TEACHERS are threatening to boycott controversial classroom tests for primary and secondary pupils.

The Educational Institute of Scotland (EIS) teaching union is to discuss whether its members should withdraw from administering the assessments or reporting their results.

The move comes after the Scottish Government brought forward plans for new standardised assessments for pupils in P1, P4 and P7, as well as the third year of secondary.

The tests were introduced because the government does not believe the different assessments currently being used by councils provide sufficient national evidence of progress.

However, critics fear introducing any standardised assessment which compares pupils in different schools encourages teachers to ‘teach to the test’.

Members of the EIS are also concerned the publication of data which shows the curriculum levels pupils have reached will encourage unfair comparisons between different schools.

A motion from the union’s East Renfrewshire local association calls on the annual general meeting of the EIS in Perth to oppose standardised testing “which the EIS determines as detrimental to learning and teaching in schools”.

It goes on to call on members in primary and secondary schools to be balloted on a boycott of the “administration and reporting of the test results”.

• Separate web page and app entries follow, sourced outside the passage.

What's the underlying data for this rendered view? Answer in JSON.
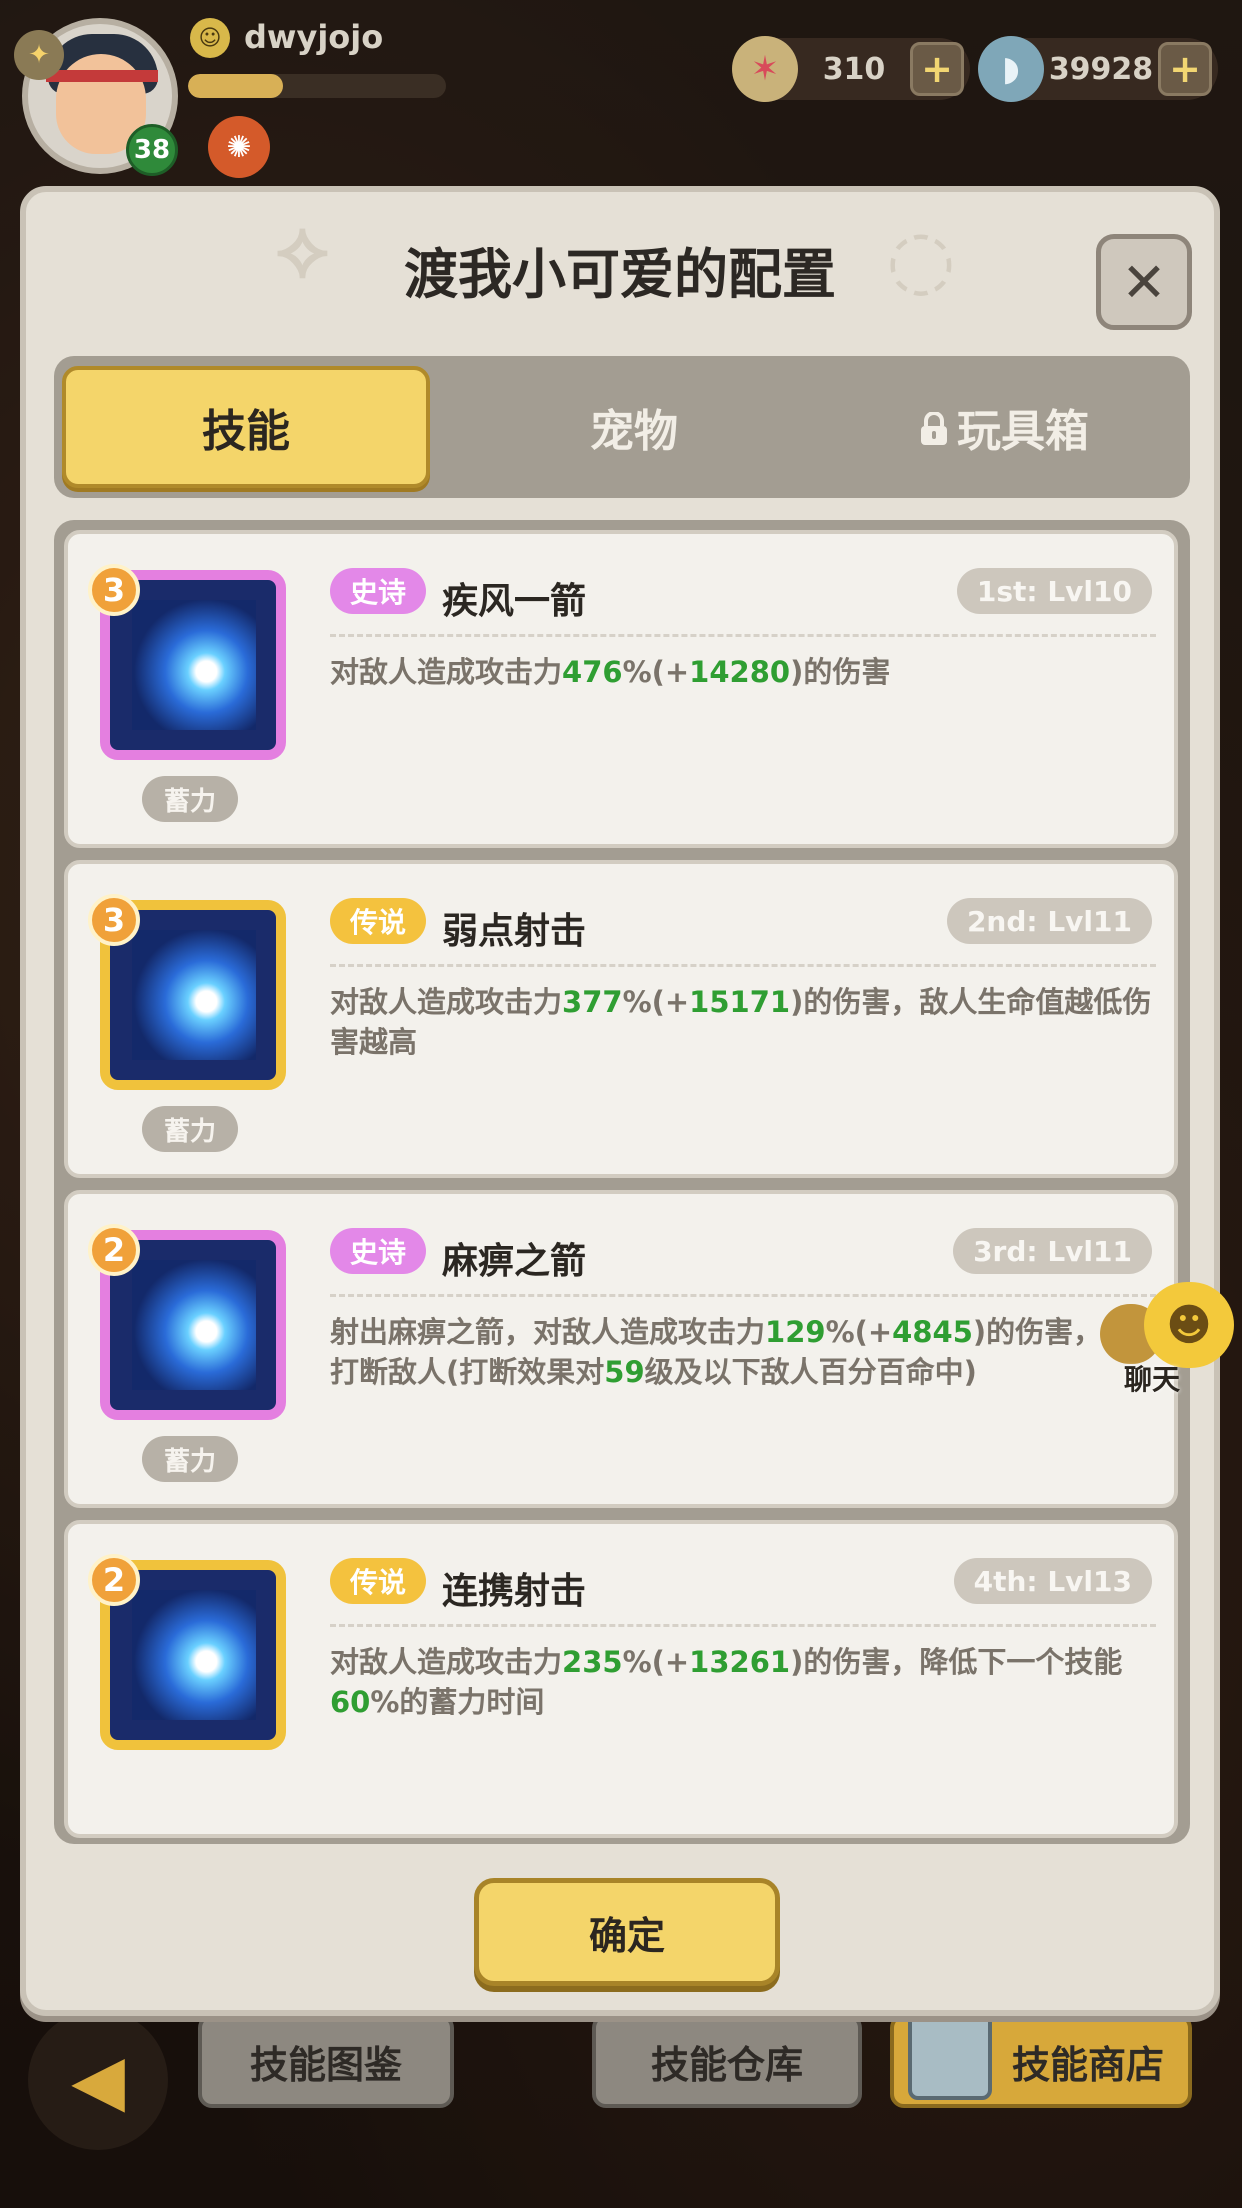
{
  "header": {
    "player_name": "dwyjojo",
    "level": "38",
    "xp_progress": 0.37,
    "currency_gems": "310",
    "currency_coins": "39928",
    "plus_label": "+"
  },
  "dialog": {
    "title": "渡我小可爱的配置",
    "close_label": "✕",
    "tabs": [
      {
        "label": "技能"
      },
      {
        "label": "宠物"
      },
      {
        "label": "玩具箱"
      }
    ],
    "confirm_label": "确定"
  },
  "skills": [
    {
      "stars": "3",
      "rarity": "史诗",
      "name": "疾风一箭",
      "rank": "1st: Lvl10",
      "tag": "蓄力",
      "desc_parts": [
        "对敌人造成攻击力",
        "476",
        "%(+",
        "14280",
        ")的伤害"
      ]
    },
    {
      "stars": "3",
      "rarity": "传说",
      "name": "弱点射击",
      "rank": "2nd: Lvl11",
      "tag": "蓄力",
      "desc_parts": [
        "对敌人造成攻击力",
        "377",
        "%(+",
        "15171",
        ")的伤害，敌人生命值越低伤害越高"
      ]
    },
    {
      "stars": "2",
      "rarity": "史诗",
      "name": "麻痹之箭",
      "rank": "3rd: Lvl11",
      "tag": "蓄力",
      "desc_parts": [
        "射出麻痹之箭，对敌人造成攻击力",
        "129",
        "%(+",
        "4845",
        ")的伤害，并打断敌人(打断效果对",
        "59",
        "级及以下敌人百分百命中)"
      ]
    },
    {
      "stars": "2",
      "rarity": "传说",
      "name": "连携射击",
      "rank": "4th: Lvl13",
      "desc_parts": [
        "对敌人造成攻击力",
        "235",
        "%(+",
        "13261",
        ")的伤害，降低下一个技能",
        "60",
        "%的蓄力时间"
      ]
    }
  ],
  "chat": {
    "label": "聊天"
  },
  "bottom_nav": {
    "back_icon": "arrow-left-icon",
    "tab1": "技能图鉴",
    "tab2": "技能仓库",
    "tab3": "技能商店"
  },
  "colors": {
    "accent_yellow": "#f4d56a",
    "epic_pink": "#e388e8",
    "legend_gold": "#f4c23e",
    "highlight_green": "#2f9e32"
  }
}
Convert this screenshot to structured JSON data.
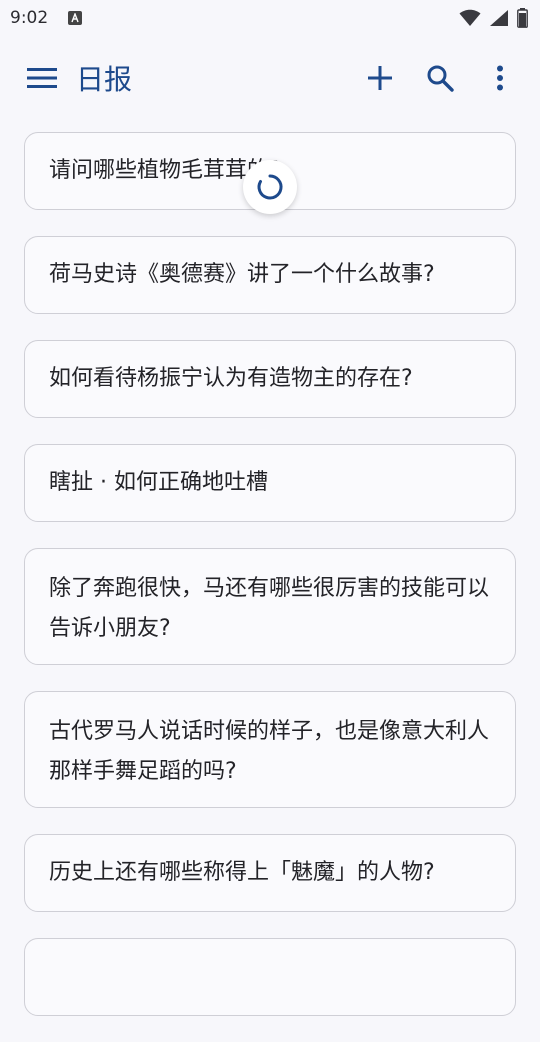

The issue was also raised by Margaret Smith, president of the EIS, as part of a speech questioning current educational priorities.

Mrs Smith also voiced doubts over the introduction of a new £120 million fund to give schools in deprived areas more resources to close the attainment gap between rich and poor pupils.

She said: “The extra money given to schools is welcome, but is it going to close the gaps which exist? Are standardised assessments going to close the gap?

“If we were listened to, really listened to and our ideas put into action, investment in nursery teachers in all nursery classes, smaller class sizes throughout the school, more teachers and more support for learning assistants would certainly go a long way to help close the attainment gap.”

Mrs Smith also attacked the constant cycle of reform which has seen change to the curriculum, exams and the way schools are run.

She added: “I just wish they would give teachers time to embed changes before more changes are made. Education is not a football to be kicked around the playground at Holyrood.”

A Scottish Government spokesman said the new standardised assessments would replace existing assessments already used in most schools.

He added: “They will not increase workload for teachers or children, but they will help check progress in literacy and reading.

“They will automatically generate information for teachers on where a pupil is doing well and where further support may be required and they will remove the need to buy in local assessments.”